British Prime Minister David Cameron 'intervened in police investigation into Nigella Lawson's drug-taking'
Cameron, who said he was a "massive fan" of Ms Lawson, denies having anything to do with police dropping inquiry
Published 04/03/2014 | 10:10
CHARLES Saatchi's public relations war with his former wife Nigella Lawson appeared to have started afresh after his PR adviser suggested she had David Cameron to thank for escaping police investigation over drug-taking.
On his blog, the Daily Hillgrove, Richard Hillgrove suggested that the British Prime Minister persuaded Scotland Yard to drop its inquiry into Miss Lawson’s courtroom confession that she took cocaine and cannabis.
Mr Hillgrove also suggested that George Osborne’s friendship with Miss Lawson’s father, the former Chancellor Lord Lawson, may also have been “a factor” in the decision not to prosecute her.
The claims — denied by Downing Street — were published as photographs of Miss Lawson on the cover of Vogue were distributed ahead of the publication of her first in-depth interview since the trial.
Miss Lawson, 54, admitted during evidence at Isleworth Crown Court in London last year — where two former aides were cleared of fraud — that she had taken cocaine and used cannabis. She was also alleged to have allowed her children to smoke cannabis.
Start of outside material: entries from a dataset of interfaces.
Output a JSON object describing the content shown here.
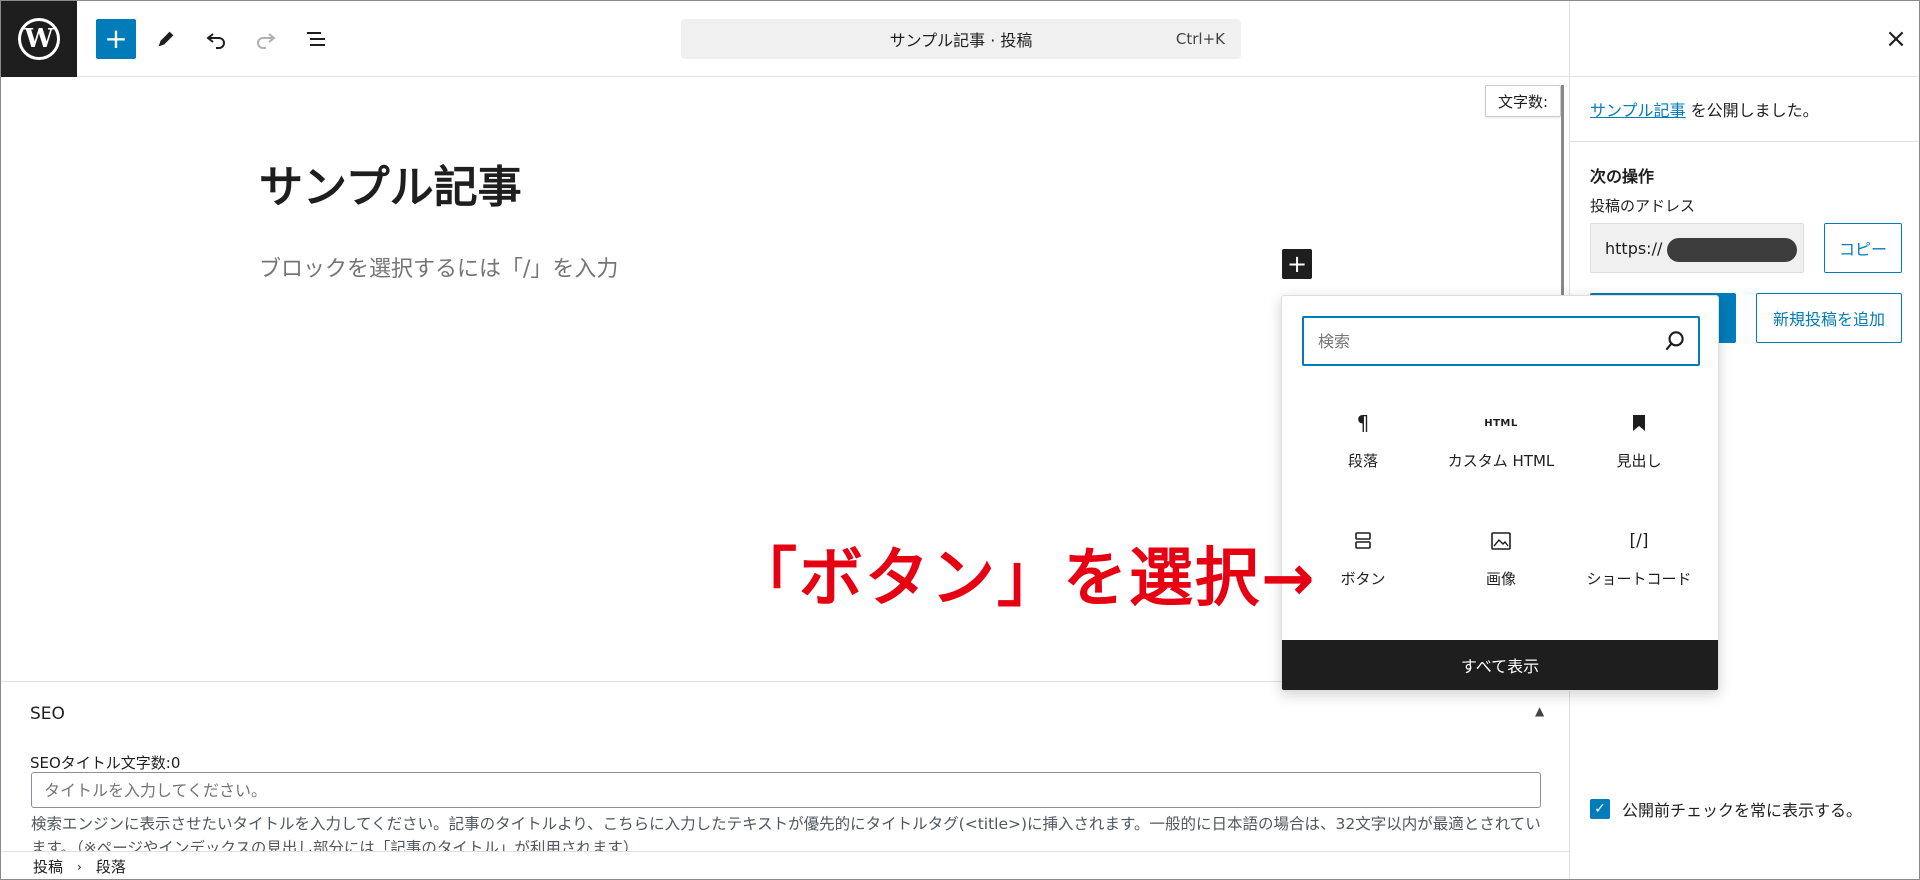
{
  "header": {
    "add_icon": "plus-icon",
    "tools_icon": "pencil-icon",
    "undo_icon": "undo-icon",
    "redo_icon": "redo-icon",
    "list_view_icon": "list-view-icon",
    "command_title": "サンプル記事 · 投稿",
    "command_shortcut": "Ctrl+K"
  },
  "editor": {
    "word_count_label": "文字数:",
    "post_title": "サンプル記事",
    "block_placeholder": "ブロックを選択するには「/」を入力"
  },
  "inserter": {
    "search_placeholder": "検索",
    "blocks": [
      {
        "label": "段落",
        "icon": "paragraph-icon",
        "glyph": "¶"
      },
      {
        "label": "カスタム HTML",
        "icon": "html-icon",
        "glyph": "HTML"
      },
      {
        "label": "見出し",
        "icon": "bookmark-icon",
        "glyph": "⯁"
      },
      {
        "label": "ボタン",
        "icon": "buttons-icon",
        "glyph": "⊟"
      },
      {
        "label": "画像",
        "icon": "image-icon",
        "glyph": "▣"
      },
      {
        "label": "ショートコード",
        "icon": "shortcode-icon",
        "glyph": "[/]"
      }
    ],
    "show_all_label": "すべて表示"
  },
  "annotation": {
    "text": "「ボタン」を選択→"
  },
  "seo": {
    "title": "SEO",
    "count_label": "SEOタイトル文字数:0",
    "input_placeholder": "タイトルを入力してください。",
    "help_text": "検索エンジンに表示させたいタイトルを入力してください。記事のタイトルより、こちらに入力したテキストが優先的にタイトルタグ(<title>)に挿入されます。一般的に日本語の場合は、32文字以内が最適とされています。（※ページやインデックスの見出し部分には「記事のタイトル」が利用されます）"
  },
  "breadcrumb": {
    "items": [
      "投稿",
      "段落"
    ]
  },
  "sidebar": {
    "published_link": "サンプル記事",
    "published_suffix": " を公開しました。",
    "next_steps": "次の操作",
    "address_label": "投稿のアドレス",
    "address_value": "https://",
    "copy_label": "コピー",
    "new_post_label": "新規投稿を追加",
    "precheck_label": "公開前チェックを常に表示する。"
  },
  "colors": {
    "accent": "#007cba",
    "dark": "#1e1e1e",
    "annotation": "#e60012"
  }
}
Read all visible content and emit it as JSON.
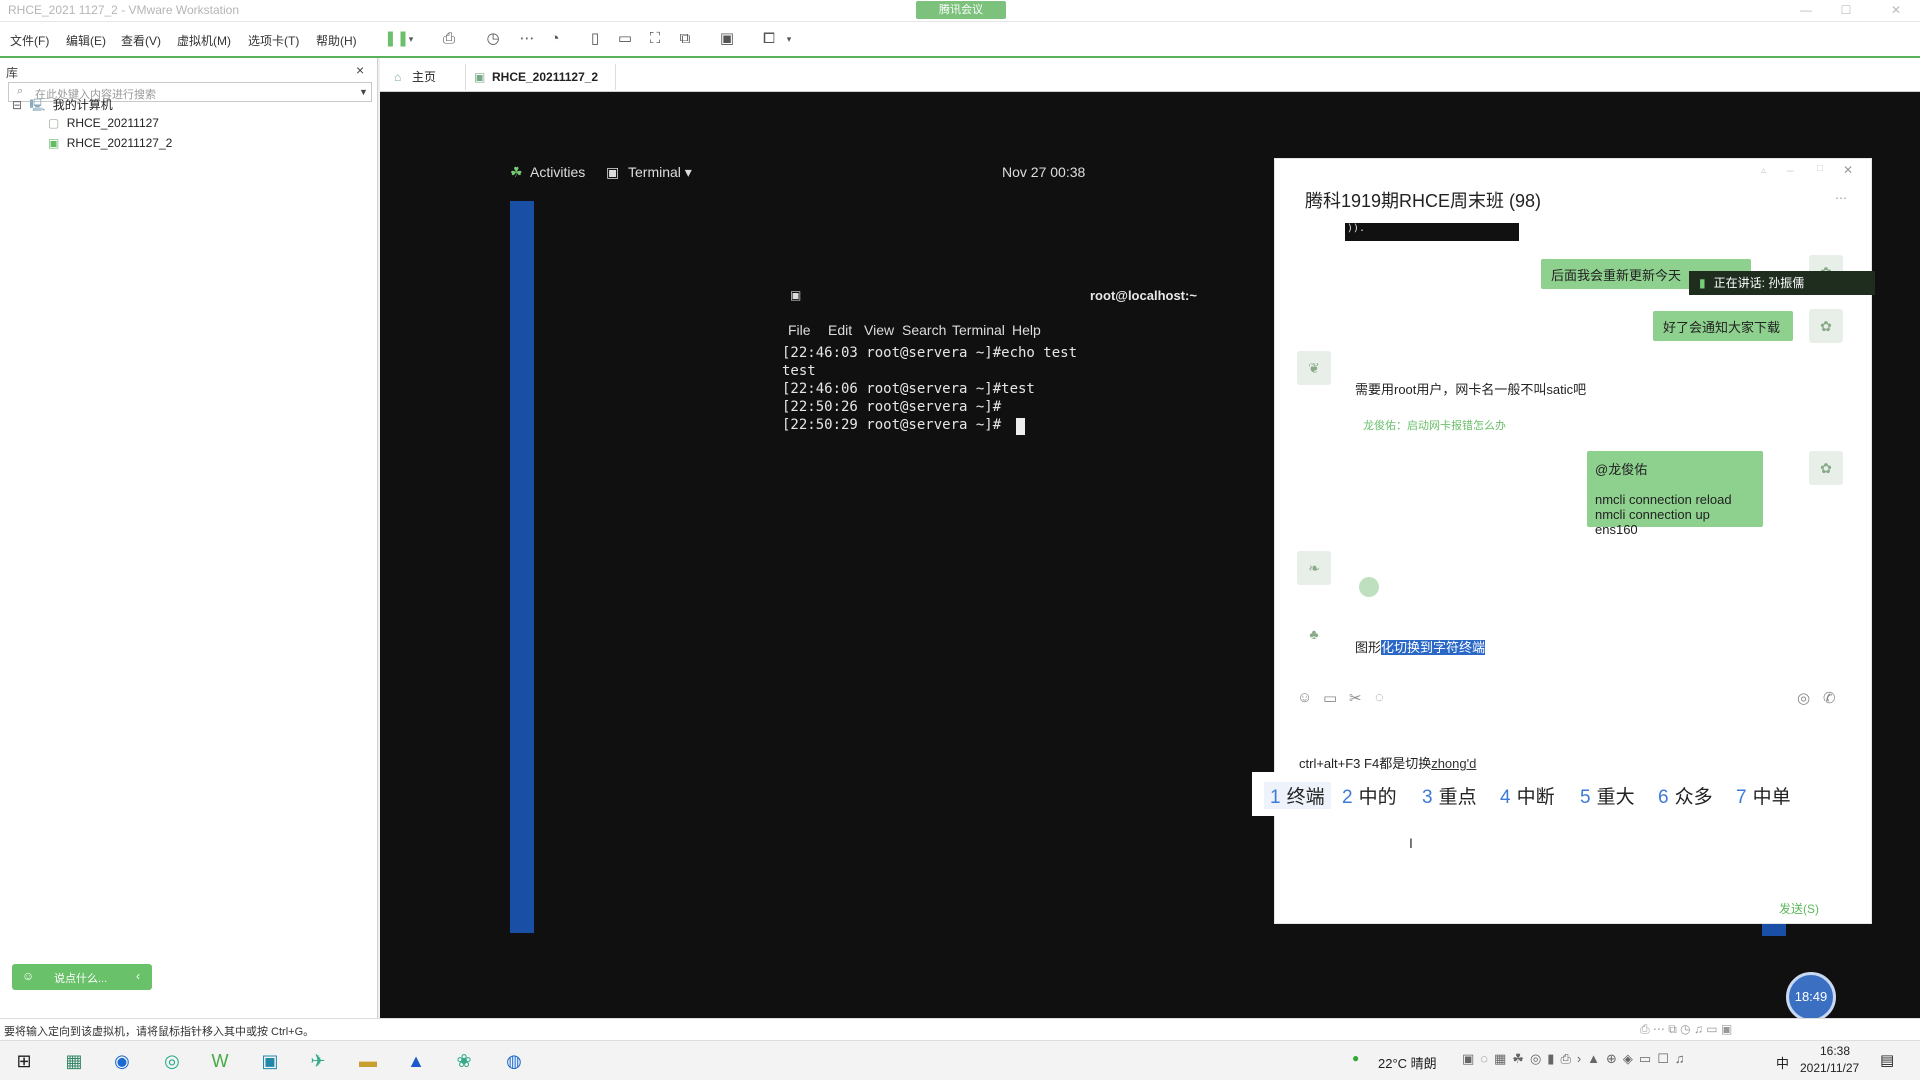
{
  "window": {
    "title": "RHCE_2021 1127_2 - VMware Workstation",
    "meeting_tag": "腾讯会议"
  },
  "menubar": {
    "items": [
      "文件(F)",
      "编辑(E)",
      "查看(V)",
      "虚拟机(M)",
      "选项卡(T)",
      "帮助(H)"
    ]
  },
  "library": {
    "label": "库",
    "close": "×",
    "search_placeholder": "在此处键入内容进行搜索",
    "tree": [
      {
        "label": "我的计算机",
        "expander": "⊟"
      },
      {
        "label": "RHCE_20211127"
      },
      {
        "label": "RHCE_20211127_2"
      }
    ],
    "chat_bubble": "说点什么..."
  },
  "tabs": [
    {
      "label": "主页"
    },
    {
      "label": "RHCE_20211127_2"
    }
  ],
  "vm": {
    "gnome": {
      "activities": "Activities",
      "app_menu": "Terminal ▾",
      "clock": "Nov 27  00:38"
    },
    "terminal": {
      "title": "root@localhost:~",
      "menu": [
        "File",
        "Edit",
        "View",
        "Search",
        "Terminal",
        "Help"
      ],
      "lines": [
        "[22:46:03 root@servera ~]#echo test",
        "test",
        "[22:46:06 root@servera ~]#test",
        "[22:50:26 root@servera ~]#",
        "[22:50:29 root@servera ~]#"
      ]
    }
  },
  "qq": {
    "title": "腾科1919期RHCE周末班 (98)",
    "top_snippet": ")).",
    "msg1": "后面我会重新更新今天",
    "speaking": "正在讲话: 孙振儒",
    "msg2": "好了会通知大家下载",
    "msg3": "需要用root用户，网卡名一般不叫satic吧",
    "quote": "龙俊佑：启动网卡报错怎么办",
    "reply_at": "@龙俊佑",
    "reply_l1": "nmcli connection reload",
    "reply_l2": "nmcli connection up ens160",
    "msg4_prefix": "图形",
    "msg4_sel": "化切换到字符终端",
    "input_text": "ctrl+alt+F3 F4都是切换",
    "ime_comp": "zhong'd",
    "send": "发送(S)",
    "timer": "18:49",
    "candidates": [
      {
        "n": "1",
        "w": "终端"
      },
      {
        "n": "2",
        "w": "中的"
      },
      {
        "n": "3",
        "w": "重点"
      },
      {
        "n": "4",
        "w": "中断"
      },
      {
        "n": "5",
        "w": "重大"
      },
      {
        "n": "6",
        "w": "众多"
      },
      {
        "n": "7",
        "w": "中单"
      }
    ]
  },
  "statusbar": {
    "hint": "要将输入定向到该虚拟机，请将鼠标指针移入其中或按 Ctrl+G。"
  },
  "taskbar": {
    "weather": "22°C  晴朗",
    "ime": "中",
    "time": "16:38",
    "date": "2021/11/27"
  }
}
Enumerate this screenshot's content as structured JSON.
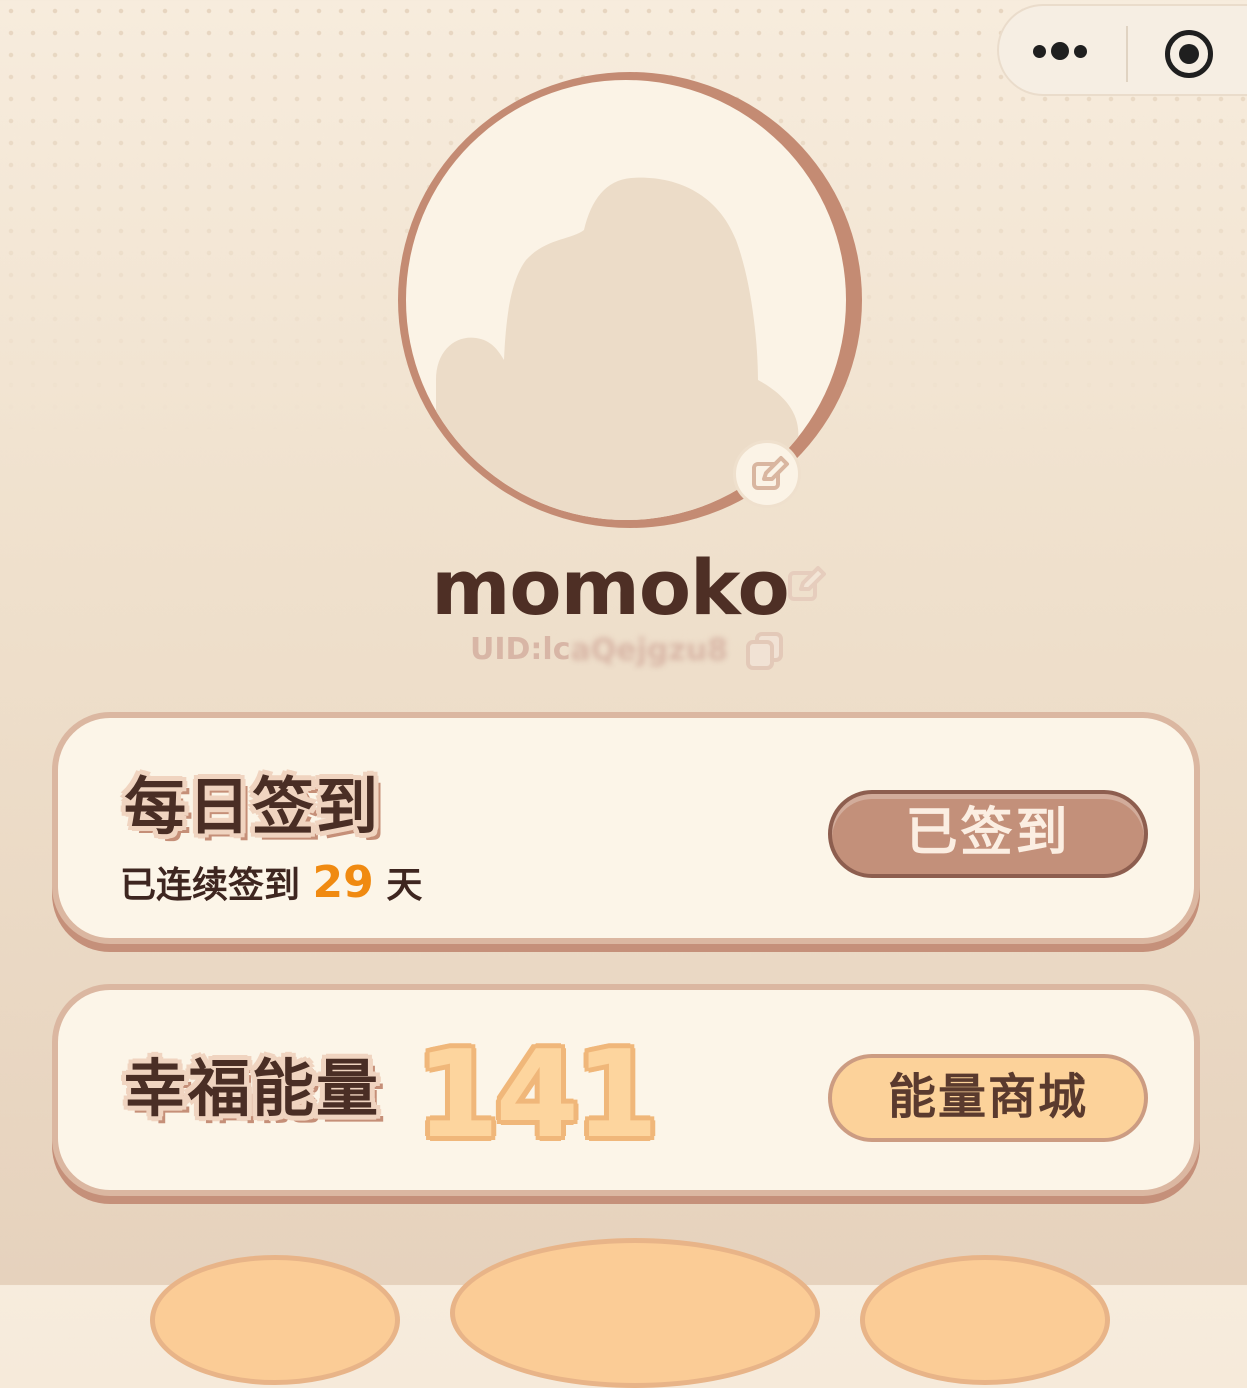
{
  "capsule": {
    "more_icon": "more-dots-icon",
    "close_icon": "target-circle-icon"
  },
  "profile": {
    "name": "momoko",
    "uid": "UID:lc",
    "uid_masked": "aQejgzu8",
    "edit_icon": "pencil-edit-icon",
    "copy_icon": "copy-icon"
  },
  "sign_card": {
    "title": "每日签到",
    "streak_prefix": "已连续签到 ",
    "streak_days": "29",
    "streak_suffix": " 天",
    "button_label": "已签到"
  },
  "energy_card": {
    "title": "幸福能量",
    "value": "141",
    "button_label": "能量商城"
  },
  "colors": {
    "accent_orange": "#f08a11",
    "card_border": "#dbb7a1",
    "signed_button": "#c3907a",
    "shop_button": "#fcd29a"
  }
}
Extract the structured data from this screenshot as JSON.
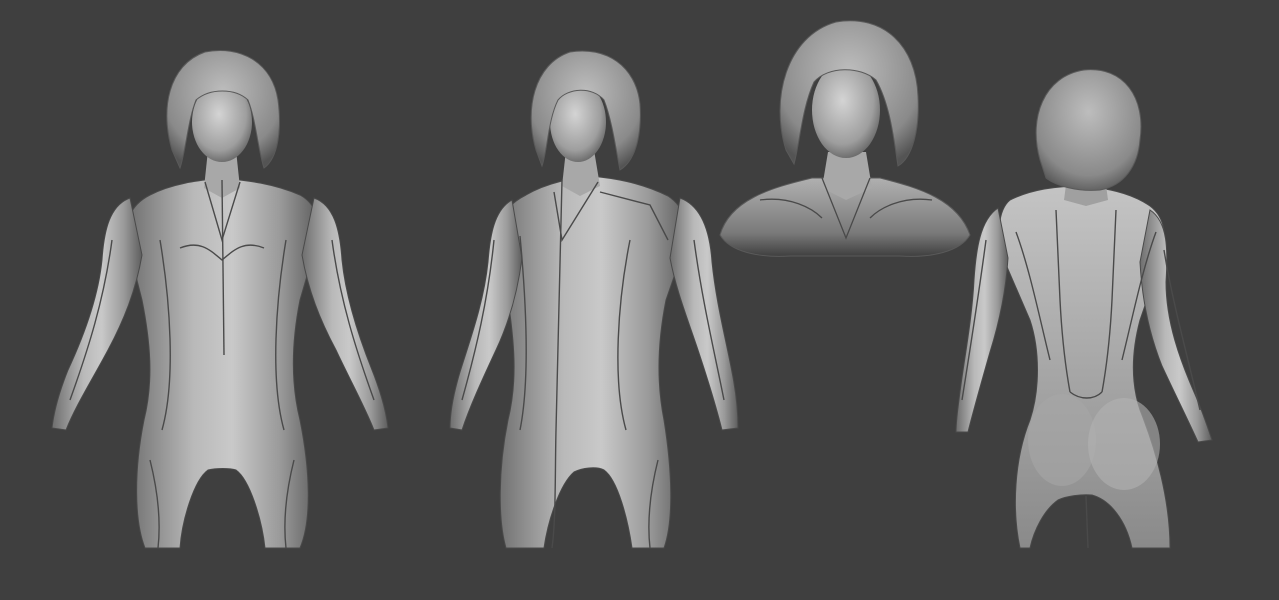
{
  "scene": {
    "background": "#3f3f3f",
    "clay_light": "#cfcfcf",
    "clay_mid": "#9a9a9a",
    "clay_dark": "#5a5a5a",
    "seam": "#4a4a4a"
  },
  "views": [
    {
      "id": "front",
      "kind": "full-body"
    },
    {
      "id": "three-quarter",
      "kind": "full-body"
    },
    {
      "id": "bust",
      "kind": "head-closeup"
    },
    {
      "id": "back",
      "kind": "full-body"
    }
  ]
}
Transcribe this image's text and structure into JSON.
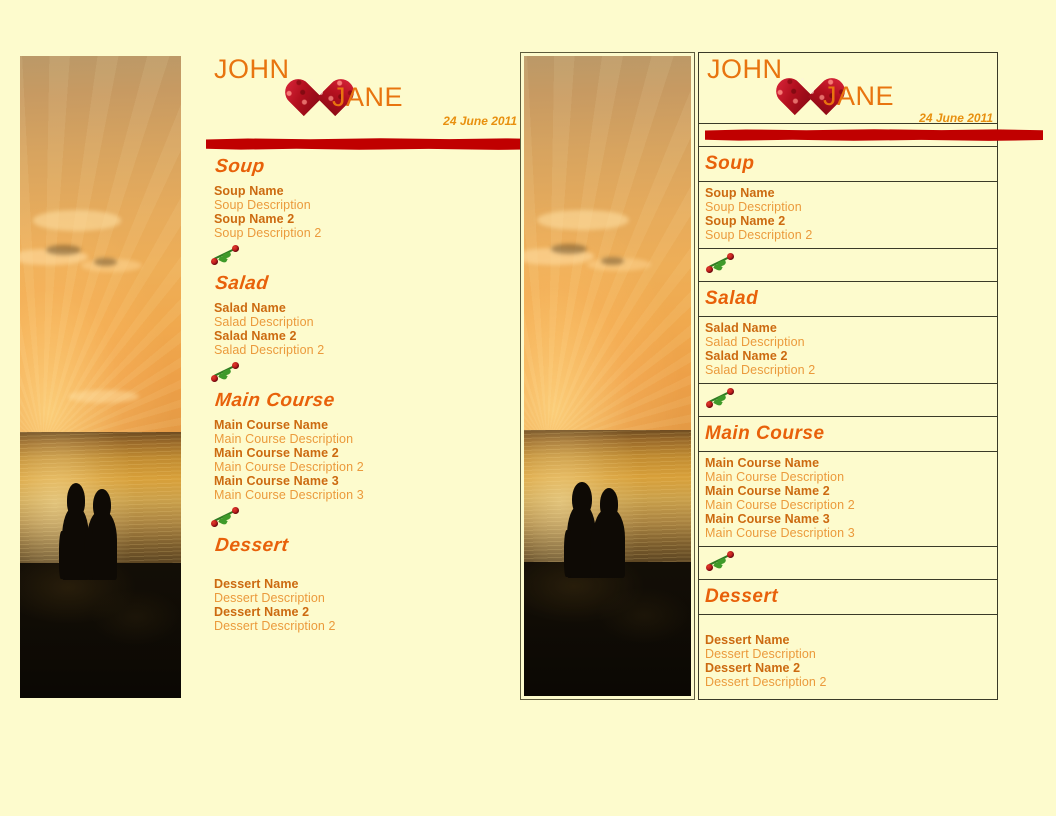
{
  "document": {
    "type": "wedding-menu-template",
    "background_color": "#fdfbcd",
    "accent_color": "#e8610a",
    "name_color": "#cc6a10",
    "description_color": "#eb9a3c",
    "rule_color": "#c00000",
    "border_color": "#3a3a28"
  },
  "header": {
    "name_first": "JOHN",
    "name_second": "JANE",
    "date": "24 June 2011",
    "heart_icon": "rose-petal-heart-icon",
    "divider_icon": "red-brush-rule"
  },
  "photo": {
    "alt": "sunset beach with silhouetted couple",
    "icon": "beach-sunset-photo"
  },
  "rose_divider_icon": "roses-on-stem-icon",
  "menu": {
    "sections": [
      {
        "title": "Soup",
        "items": [
          {
            "name": "Soup Name",
            "description": "Soup Description"
          },
          {
            "name": "Soup Name 2",
            "description": "Soup Description 2"
          }
        ]
      },
      {
        "title": "Salad",
        "items": [
          {
            "name": "Salad Name",
            "description": "Salad Description"
          },
          {
            "name": "Salad Name 2",
            "description": "Salad Description 2"
          }
        ]
      },
      {
        "title": "Main Course",
        "items": [
          {
            "name": "Main Course Name",
            "description": "Main Course Description"
          },
          {
            "name": "Main Course Name 2",
            "description": "Main Course Description 2"
          },
          {
            "name": "Main Course Name 3",
            "description": "Main Course Description 3"
          }
        ]
      },
      {
        "title": "Dessert",
        "items": [
          {
            "name": "Dessert Name",
            "description": "Dessert Description"
          },
          {
            "name": "Dessert Name 2",
            "description": "Dessert Description 2"
          }
        ]
      }
    ]
  }
}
The Metropolitan Police decided not to prosecute Miss Lawson, but Mr Hillgrove, who runs his own PR firm, claimed that “a source close to No 10” had let slip that the Prime Minister “made a personal intervention to stop the MPS [Met Police Service] further investigating Nigella Lawson and her drugs admission”.
Mr Cameron was left embarrassed during the trial after telling the Spectator magazine that he was “a massive fan” of Miss Lawson who “always strikes me as a very funny and warm person”.
His comments led to a delay in the proceedings as barristers for the defendants Elisabetta and Francesca Grillo tried to get the case thrown out, arguing that their clients could not receive a fair trial after the Prime Minister’s “unprecedented” public backing for the main prosecution witness.
The judge described Mr Cameron’s comments as “regrettable” and expressed irritation that they had delayed the trial by half a day while barristers argued the point, but allowed the case to proceed.
Mr Hillgrove claimed on his blog that Mr Cameron was afraid that if Miss Lawson was prosecuted, his support for her could rebound on him in the run-up to the 2015 general election and that he influenced the Met’s “climb down”.
Mr Hillgrove also claimed that “Chancellor George Osborne is particularly close to Nigella Lawson’s father, Lord Nigel Lawson, which could have conceivably been a factor in the decision to drop the prosecution of Nigella Lawson”.
A spokesman for Downing Street said: “I think these decisions around prosecutions are always and entirely and wholly a matter for the prosecuting authorities.”
Scotland Yard said “we are not prepared to discuss the case” and Miss Lawson’s spokesman declined to comment.
During the trial, Mr Saatchi was accused of using the case to attack Miss Lawson “by proxy” and hired Mr Hillgrove to brief against her behind the scenes. Mr Hillgrove later offered newspapers stories about Miss Lawson allegedly cheating on her first husband, John Diamond, while he was dying of cancer.